Here we have the top-20 players in Defensive PER (DPER), a metric at 82games.com which calculates the PER of the player’s counterpart on the other team while he is on the court. This statistic isn’t perfect in the sense that it does not account for the fact that many teams switch on defense. This can cause instances where Iguodala may cover the SF instead of the SG or LeBron might cover the PF instead of the SF on the court. Despite that, this metric is still a great tool for showing how a player affects the effectiveness of his counterpart. The accuracy of this DPER is shown in the top-4, as Iguodala, Shane Battier, James, and Deng are among the elite perimeter defenders in the league. Iguodala being almost 2 full points ahead of the next closest player, Battier, shows the profound effect that Andre has on the Philadelphia defense.
Running through the data and throwing in a splash of personal bias, I narrowed it down to the three men who should be at the head of the discussion on who wins the DPOY.
Defensive Player Of The Year Rankings:

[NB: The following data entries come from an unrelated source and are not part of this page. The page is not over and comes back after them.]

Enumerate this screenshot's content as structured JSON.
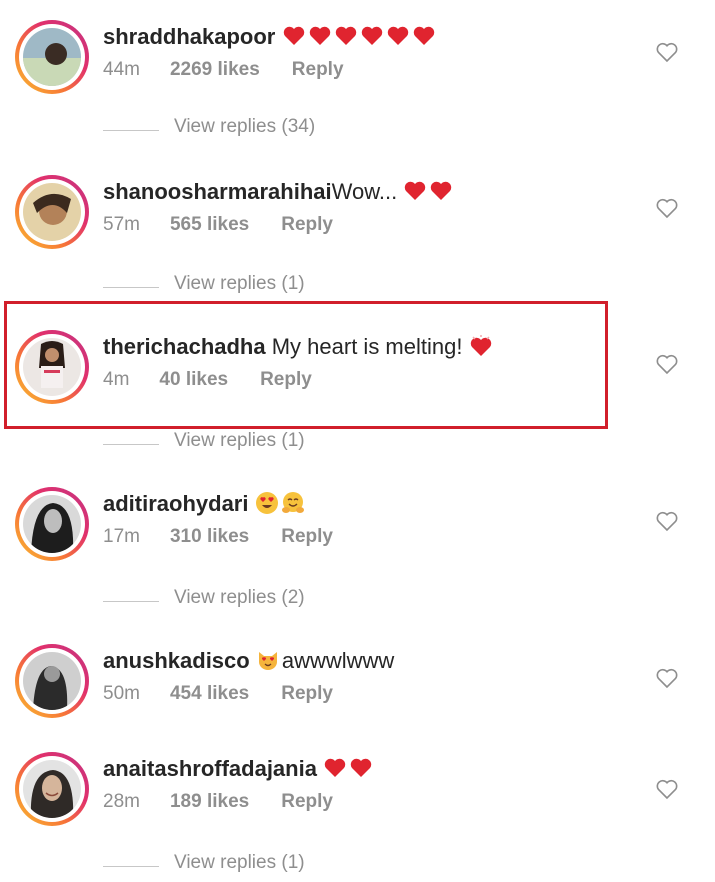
{
  "comments": [
    {
      "username": "shraddhakapoor",
      "text": "",
      "emoji": [
        "heart",
        "heart",
        "heart",
        "heart",
        "heart",
        "heart"
      ],
      "time": "44m",
      "likes": "2269 likes",
      "reply": "Reply",
      "replies": "View replies (34)"
    },
    {
      "username": "shanoosharmarahihai",
      "text": "Wow...",
      "emoji": [
        "heart",
        "heart"
      ],
      "time": "57m",
      "likes": "565 likes",
      "reply": "Reply",
      "replies": "View replies (1)"
    },
    {
      "username": "therichachadha",
      "text": "My heart is melting!",
      "emoji": [
        "sparkling-heart"
      ],
      "time": "4m",
      "likes": "40 likes",
      "reply": "Reply",
      "replies": "View replies (1)"
    },
    {
      "username": "aditiraohydari",
      "text": "",
      "emoji": [
        "heart-eyes-face",
        "hugging-face"
      ],
      "time": "17m",
      "likes": "310 likes",
      "reply": "Reply",
      "replies": "View replies (2)"
    },
    {
      "username": "anushkadisco",
      "text": "awwwlwww",
      "emoji": [
        "heart-eyes-cat"
      ],
      "time": "50m",
      "likes": "454 likes",
      "reply": "Reply",
      "replies": ""
    },
    {
      "username": "anaitashroffadajania",
      "text": "",
      "emoji": [
        "heart",
        "heart"
      ],
      "time": "28m",
      "likes": "189 likes",
      "reply": "Reply",
      "replies": "View replies (1)"
    }
  ],
  "colors": {
    "highlight": "#d11f2b",
    "heart": "#e0242f",
    "meta": "#8e8e8e"
  }
}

- Dwight Howard (21.1 Pts, 14.8 Reb, 1.9 Ast, 1.5 Stl, 2.2 Blk)
Look we all know what Dwight is capable of defensively. There’s no question he’s the most dominating interior presence in basketball, however if Bynum can stay healthy I think he can give Howard a run for that honor next year. Honestly though, I placed Dwight third because of the storyline, just like Rose’s MVP last year (Derrick nods.)
He could not have handled his situation in Orlando any worse, and the best part, just when you thought it was finally over, he decides he wants to stay and opted-in to the last year on his contract. Which means what? We’re going to have to suffer through Dwight Howard like we had to suffer through Brett Favre. Thusly… NO AWARD FOR YOU! (Even though you probably earned it.)
- LeBron James (27.2 Pts, 8.5 Reb, 6.6 Ast, 1.9 Stl, 0.9 Blk)
What more is there to be said about the self-proclaimed “Chosen One”. He can cover anyone on the court at any time, has the physical strength and endurance to either bang down low or take off in transition, and he’s also got a remarkably high basketball IQ. However, that same IQ is what gets him into trouble.
James has a tendency to “roam” on defense in an attempt to read where the offense is going and intercept a pass for a steal (It does work… he’s 4th in the league in steals). Unfortunately, there are many times when James’ risky moves have left his man unaccounted for , or his defensive breakdown lead to pass or two that leads to an open man after his teammates scramble to fix his mistakes.
For example, Synergy Sports ranks LeBron as the 8th best defender in isolation at 0.51 points per possession. However, LeBron ranks 272nd as a spot-up defender at 1.07 points per possession. This is often because LeBron gambles on defense and his man is left open for a spot-up jumper. I believe LeBron will keep improving defensively, and if he can minimize the blown coverages his roaming creates, there’s no doubt he will eventually win his own DPOY.
- Andre Iguodala (12.2 Pts, 6.4 Reb, 5.6 Ast, 1.8 Stl, 0.4 Blk)
Ultimately, Any of these three men could be named DPOY and I would completely understand the decision. However, in many ways, Iggy is having a breakout season. He’s breaking out defensively as his DPER has dropped from 9.8 last season to a suffocating 6.9 against opposing SG’s, best in the NBA for the second consecutive year.
His team is breaking out, as the Sixers are once again relevant and are hopeful of making a deep postseason run. Iguodala has been an elite defender and solid playmaker for years and is just now getting recognized… he just went to his FIRST all-star game. The captain of the best defense in the NBA should also win his first Defensive Player of the Year award.